A system mitigates radon by trying to keep as much of it as possible from reaching the occupants of the building. If you're lucky, the solution ends up cutting off the source of the radon. The source is usually a deposit in the ground that accesses the house through a crack or a line running from a water well. However, it's not always possible to mitigate the issue simply by cutting it off.
The alternative is to find a way to route the gas away from the house. Radon gas usually accumulates in basements and then goes through a house's HVAC system. If a radon gas mitigation system can isolate the accumulation in the basement, then it can transport the gas outside through a separate ventilation system. Once the gas is in the open air, it disperses to safe levels quickly because it can no longer accumulate in one spot. Consequently, you don't have to worry that you'll be poisoning your neighborhood.
Venting Air Out
The simplest version of a radon mitigation system installation uses an independent vent to send the gas up a pipe that's taller than the house. Using a blower motor attached to an insulated and sealed pipe, the system pumps the bad air out. This should keep it from getting to the HVAC system where it could then spread throughout the house.

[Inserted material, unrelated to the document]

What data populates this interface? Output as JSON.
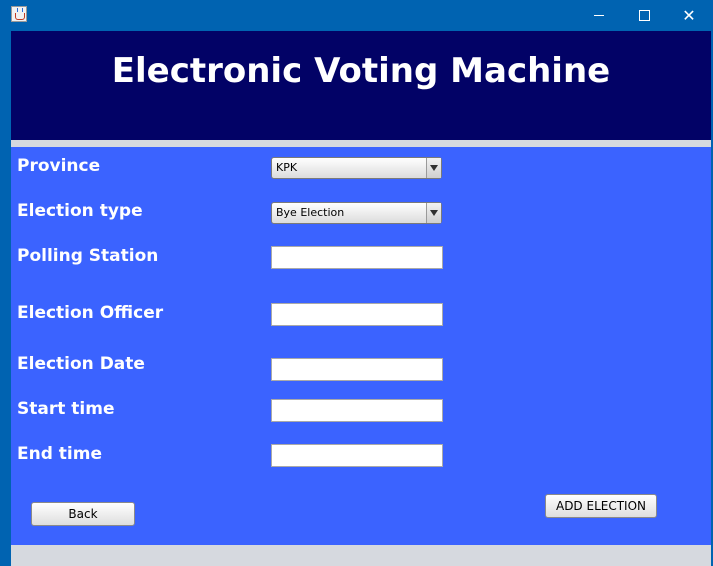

However, this doesn't work in all situations. In more extreme cases, a contractor may need to seal and pressurize the basement. This will cut it off entirely from the overall airflow of the house. Pressurization may also be necessary for the living area of the home, but this is a less common scenario. The HVAC system will then need a separate air intake to allow it to get fresh air and supply it to the occupied portion of the building.
Once a radon mitigation system is in place, the owners have to regularly test for issues. Built-in monitoring systems can detect changes in the radon levels and alert you that there is a problem. It is also a good idea to have a contractor perform more intensive testing every couple of years to confirm that new sources of exposure haven't appeared.
Contact a local radon mitigation service, such as Radon Environmental Inc, to learn more.Share